DATASET ENTRIES:

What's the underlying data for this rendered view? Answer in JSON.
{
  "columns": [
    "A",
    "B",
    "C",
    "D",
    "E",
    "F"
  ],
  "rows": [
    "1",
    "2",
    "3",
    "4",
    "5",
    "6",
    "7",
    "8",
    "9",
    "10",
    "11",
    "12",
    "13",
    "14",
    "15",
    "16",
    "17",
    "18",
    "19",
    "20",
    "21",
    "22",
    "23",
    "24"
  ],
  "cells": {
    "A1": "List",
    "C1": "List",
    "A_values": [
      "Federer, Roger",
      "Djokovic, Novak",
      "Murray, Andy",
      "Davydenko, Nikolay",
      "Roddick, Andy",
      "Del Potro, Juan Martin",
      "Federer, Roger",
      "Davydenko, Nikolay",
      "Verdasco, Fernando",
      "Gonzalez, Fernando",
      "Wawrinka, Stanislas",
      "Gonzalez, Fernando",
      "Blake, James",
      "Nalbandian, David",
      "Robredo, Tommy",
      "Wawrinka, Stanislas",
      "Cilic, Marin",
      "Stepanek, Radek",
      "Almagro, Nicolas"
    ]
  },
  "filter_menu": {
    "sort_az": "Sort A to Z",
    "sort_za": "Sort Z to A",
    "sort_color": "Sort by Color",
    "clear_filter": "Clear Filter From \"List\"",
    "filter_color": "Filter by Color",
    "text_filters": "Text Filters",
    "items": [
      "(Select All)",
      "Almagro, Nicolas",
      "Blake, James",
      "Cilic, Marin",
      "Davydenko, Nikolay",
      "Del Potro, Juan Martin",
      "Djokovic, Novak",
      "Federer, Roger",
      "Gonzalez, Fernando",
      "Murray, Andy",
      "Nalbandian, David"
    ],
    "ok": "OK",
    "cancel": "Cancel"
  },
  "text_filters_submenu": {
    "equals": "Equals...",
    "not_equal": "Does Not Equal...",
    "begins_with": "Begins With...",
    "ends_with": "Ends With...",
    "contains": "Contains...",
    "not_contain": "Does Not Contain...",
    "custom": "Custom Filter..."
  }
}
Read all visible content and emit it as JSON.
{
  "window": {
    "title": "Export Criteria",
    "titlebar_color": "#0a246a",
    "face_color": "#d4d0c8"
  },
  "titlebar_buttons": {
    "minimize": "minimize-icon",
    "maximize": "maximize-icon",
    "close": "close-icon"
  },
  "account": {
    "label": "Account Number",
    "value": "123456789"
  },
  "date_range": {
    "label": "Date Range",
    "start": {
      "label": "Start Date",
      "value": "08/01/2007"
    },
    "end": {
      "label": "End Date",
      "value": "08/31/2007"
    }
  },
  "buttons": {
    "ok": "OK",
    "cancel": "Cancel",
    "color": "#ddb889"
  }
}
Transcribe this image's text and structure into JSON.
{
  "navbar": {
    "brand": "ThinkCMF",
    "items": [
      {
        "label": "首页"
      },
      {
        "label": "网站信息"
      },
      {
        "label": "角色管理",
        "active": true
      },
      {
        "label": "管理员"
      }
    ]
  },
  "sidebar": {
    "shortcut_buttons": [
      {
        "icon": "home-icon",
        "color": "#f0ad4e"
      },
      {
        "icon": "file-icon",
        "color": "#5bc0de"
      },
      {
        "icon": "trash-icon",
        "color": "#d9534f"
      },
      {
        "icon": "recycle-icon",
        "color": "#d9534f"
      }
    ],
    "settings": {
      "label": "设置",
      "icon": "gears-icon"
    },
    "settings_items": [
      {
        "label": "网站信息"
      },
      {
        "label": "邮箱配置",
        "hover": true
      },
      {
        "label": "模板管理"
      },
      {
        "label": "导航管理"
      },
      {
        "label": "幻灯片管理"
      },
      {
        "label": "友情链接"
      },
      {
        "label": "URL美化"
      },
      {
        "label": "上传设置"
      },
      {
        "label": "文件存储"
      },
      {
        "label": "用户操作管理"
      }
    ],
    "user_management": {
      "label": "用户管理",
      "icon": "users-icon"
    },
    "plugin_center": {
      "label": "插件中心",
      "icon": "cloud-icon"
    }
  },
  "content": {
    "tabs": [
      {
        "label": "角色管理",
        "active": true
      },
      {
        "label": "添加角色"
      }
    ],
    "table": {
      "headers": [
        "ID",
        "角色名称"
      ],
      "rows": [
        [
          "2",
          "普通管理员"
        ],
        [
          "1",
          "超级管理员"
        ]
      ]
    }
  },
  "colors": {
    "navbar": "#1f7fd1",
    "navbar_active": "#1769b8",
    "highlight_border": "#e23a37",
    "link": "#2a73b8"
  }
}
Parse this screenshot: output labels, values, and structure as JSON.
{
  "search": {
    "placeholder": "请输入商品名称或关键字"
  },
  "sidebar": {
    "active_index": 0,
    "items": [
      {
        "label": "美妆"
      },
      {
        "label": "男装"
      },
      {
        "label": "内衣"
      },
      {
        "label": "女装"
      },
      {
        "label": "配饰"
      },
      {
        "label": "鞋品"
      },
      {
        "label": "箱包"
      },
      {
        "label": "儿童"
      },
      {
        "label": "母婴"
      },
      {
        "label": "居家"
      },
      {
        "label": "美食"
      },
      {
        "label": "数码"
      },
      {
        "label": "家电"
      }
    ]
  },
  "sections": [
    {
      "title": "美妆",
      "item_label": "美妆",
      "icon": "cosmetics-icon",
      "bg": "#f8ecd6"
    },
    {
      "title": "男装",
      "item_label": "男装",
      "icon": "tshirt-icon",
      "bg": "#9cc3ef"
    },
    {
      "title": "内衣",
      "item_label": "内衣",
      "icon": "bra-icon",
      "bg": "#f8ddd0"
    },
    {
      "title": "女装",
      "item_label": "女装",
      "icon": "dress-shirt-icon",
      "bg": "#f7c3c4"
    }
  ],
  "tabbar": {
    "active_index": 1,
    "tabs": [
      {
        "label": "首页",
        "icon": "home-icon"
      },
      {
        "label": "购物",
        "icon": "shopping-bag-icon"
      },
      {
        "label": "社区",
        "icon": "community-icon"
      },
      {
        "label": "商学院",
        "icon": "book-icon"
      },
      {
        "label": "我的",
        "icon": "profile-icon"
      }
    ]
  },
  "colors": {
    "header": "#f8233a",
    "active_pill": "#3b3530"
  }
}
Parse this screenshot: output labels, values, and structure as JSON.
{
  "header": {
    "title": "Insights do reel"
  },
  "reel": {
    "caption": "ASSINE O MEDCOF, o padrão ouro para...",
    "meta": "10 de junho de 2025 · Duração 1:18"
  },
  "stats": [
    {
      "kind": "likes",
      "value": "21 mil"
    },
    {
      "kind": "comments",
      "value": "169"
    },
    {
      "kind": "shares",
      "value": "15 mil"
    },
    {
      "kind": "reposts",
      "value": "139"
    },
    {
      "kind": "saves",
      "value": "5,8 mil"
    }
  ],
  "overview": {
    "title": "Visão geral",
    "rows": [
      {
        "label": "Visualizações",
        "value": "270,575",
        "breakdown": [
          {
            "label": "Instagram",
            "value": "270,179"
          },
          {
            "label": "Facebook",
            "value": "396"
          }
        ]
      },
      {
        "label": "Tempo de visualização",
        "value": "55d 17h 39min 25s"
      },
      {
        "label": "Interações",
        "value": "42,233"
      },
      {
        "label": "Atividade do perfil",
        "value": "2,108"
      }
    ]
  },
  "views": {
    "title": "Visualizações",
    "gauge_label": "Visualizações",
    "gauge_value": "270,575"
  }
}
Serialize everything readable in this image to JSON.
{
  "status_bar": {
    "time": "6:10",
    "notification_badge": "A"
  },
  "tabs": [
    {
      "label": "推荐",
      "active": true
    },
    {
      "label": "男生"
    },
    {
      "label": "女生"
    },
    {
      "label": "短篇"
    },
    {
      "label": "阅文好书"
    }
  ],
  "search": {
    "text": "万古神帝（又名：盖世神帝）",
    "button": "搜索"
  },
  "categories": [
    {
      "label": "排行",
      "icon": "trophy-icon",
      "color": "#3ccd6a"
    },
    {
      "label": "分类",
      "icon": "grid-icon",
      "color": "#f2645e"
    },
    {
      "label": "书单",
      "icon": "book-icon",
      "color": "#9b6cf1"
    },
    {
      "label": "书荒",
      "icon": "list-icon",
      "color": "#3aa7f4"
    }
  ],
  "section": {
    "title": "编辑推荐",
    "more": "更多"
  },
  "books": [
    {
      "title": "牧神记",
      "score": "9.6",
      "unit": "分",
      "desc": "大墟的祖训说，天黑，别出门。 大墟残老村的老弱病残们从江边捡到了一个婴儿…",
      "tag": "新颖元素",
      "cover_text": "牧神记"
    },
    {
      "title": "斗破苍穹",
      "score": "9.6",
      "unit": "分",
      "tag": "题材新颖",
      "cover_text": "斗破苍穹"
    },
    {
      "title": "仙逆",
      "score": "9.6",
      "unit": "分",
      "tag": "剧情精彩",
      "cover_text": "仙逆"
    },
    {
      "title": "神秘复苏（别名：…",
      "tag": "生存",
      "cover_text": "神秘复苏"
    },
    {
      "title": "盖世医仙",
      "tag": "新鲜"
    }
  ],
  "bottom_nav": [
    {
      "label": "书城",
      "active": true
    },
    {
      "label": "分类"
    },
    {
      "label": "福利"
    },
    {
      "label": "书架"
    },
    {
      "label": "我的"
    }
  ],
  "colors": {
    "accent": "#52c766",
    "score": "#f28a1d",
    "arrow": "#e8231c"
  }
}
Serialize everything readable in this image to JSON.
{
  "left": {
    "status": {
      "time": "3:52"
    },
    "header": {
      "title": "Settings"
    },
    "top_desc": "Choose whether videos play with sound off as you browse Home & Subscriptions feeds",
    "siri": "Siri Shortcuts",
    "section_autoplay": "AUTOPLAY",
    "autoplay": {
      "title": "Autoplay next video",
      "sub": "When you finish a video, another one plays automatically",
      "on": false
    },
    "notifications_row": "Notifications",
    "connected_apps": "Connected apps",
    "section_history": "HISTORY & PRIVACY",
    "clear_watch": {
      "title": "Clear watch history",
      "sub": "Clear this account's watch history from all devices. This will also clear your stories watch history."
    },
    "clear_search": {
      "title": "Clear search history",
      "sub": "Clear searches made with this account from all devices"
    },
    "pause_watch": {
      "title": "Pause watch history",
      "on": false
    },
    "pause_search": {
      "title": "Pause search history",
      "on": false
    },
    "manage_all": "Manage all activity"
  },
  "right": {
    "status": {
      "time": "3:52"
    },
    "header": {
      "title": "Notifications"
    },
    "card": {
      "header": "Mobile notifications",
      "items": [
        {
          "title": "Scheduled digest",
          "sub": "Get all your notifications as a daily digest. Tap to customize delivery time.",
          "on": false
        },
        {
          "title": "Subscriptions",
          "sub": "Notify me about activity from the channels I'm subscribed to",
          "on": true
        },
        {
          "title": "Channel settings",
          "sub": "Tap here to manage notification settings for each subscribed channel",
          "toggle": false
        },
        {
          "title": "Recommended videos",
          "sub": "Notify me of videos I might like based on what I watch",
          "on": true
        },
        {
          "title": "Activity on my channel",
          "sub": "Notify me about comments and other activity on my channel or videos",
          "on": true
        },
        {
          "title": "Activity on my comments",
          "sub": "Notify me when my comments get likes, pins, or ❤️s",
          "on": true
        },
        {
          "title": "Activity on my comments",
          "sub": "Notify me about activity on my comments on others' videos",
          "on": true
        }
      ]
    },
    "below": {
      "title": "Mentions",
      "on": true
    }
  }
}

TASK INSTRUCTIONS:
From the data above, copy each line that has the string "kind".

ANSWER AREA:
      "kind": "likes",
      "kind": "comments",
      "kind": "shares",
      "kind": "reposts",
      "kind": "saves",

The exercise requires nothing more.